Dataset rows describing interfaces
◇ ◇ ◇ ◇
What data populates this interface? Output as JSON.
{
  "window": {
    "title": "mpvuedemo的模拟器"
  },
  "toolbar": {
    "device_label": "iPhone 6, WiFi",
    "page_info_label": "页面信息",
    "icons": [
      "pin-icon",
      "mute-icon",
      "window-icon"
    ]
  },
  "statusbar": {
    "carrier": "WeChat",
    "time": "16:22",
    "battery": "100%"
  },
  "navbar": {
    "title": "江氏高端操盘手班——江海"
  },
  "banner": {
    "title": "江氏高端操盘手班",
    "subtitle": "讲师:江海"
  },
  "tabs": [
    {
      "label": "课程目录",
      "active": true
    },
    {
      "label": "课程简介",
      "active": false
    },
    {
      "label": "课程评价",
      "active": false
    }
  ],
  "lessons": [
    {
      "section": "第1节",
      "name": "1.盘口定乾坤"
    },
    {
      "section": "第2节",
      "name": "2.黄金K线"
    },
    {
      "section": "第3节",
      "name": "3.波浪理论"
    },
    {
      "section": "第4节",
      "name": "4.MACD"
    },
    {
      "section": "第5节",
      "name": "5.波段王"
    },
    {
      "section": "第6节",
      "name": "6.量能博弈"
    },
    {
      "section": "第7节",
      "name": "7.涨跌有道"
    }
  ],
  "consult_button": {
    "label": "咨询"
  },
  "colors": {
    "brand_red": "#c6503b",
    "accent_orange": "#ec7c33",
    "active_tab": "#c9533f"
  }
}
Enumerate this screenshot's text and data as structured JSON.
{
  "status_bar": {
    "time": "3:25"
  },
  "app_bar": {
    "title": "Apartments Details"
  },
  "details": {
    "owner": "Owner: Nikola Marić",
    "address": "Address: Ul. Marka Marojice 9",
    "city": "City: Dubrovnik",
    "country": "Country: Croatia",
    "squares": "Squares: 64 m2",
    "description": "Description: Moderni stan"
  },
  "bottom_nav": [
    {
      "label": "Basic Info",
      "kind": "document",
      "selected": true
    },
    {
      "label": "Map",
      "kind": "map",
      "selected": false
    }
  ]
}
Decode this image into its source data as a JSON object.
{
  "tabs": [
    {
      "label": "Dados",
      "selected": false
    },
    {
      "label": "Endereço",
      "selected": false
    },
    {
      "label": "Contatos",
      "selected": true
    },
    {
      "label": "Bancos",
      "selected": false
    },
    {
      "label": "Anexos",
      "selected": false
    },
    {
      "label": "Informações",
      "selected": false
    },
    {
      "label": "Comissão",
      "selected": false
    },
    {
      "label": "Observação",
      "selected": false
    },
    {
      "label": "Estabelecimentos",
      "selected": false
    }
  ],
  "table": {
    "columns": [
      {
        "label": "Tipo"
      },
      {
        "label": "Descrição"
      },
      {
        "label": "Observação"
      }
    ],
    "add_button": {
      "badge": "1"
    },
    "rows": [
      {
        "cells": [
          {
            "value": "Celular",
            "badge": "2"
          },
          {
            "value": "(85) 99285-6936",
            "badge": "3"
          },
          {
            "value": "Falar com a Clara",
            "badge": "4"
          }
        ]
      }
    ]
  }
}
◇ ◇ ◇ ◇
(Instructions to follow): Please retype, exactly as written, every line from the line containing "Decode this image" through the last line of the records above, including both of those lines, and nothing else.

(Result):
Decode this image into its source data as a JSON object.
{
  "tabs": [
    {
      "label": "Dados",
      "selected": false
    },
    {
      "label": "Endereço",
      "selected": false
    },
    {
      "label": "Contatos",
      "selected": true
    },
    {
      "label": "Bancos",
      "selected": false
    },
    {
      "label": "Anexos",
      "selected": false
    },
    {
      "label": "Informações",
      "selected": false
    },
    {
      "label": "Comissão",
      "selected": false
    },
    {
      "label": "Observação",
      "selected": false
    },
    {
      "label": "Estabelecimentos",
      "selected": false
    }
  ],
  "table": {
    "columns": [
      {
        "label": "Tipo"
      },
      {
        "label": "Descrição"
      },
      {
        "label": "Observação"
      }
    ],
    "add_button": {
      "badge": "1"
    },
    "rows": [
      {
        "cells": [
          {
            "value": "Celular",
            "badge": "2"
          },
          {
            "value": "(85) 99285-6936",
            "badge": "3"
          },
          {
            "value": "Falar com a Clara",
            "badge": "4"
          }
        ]
      }
    ]
  }
}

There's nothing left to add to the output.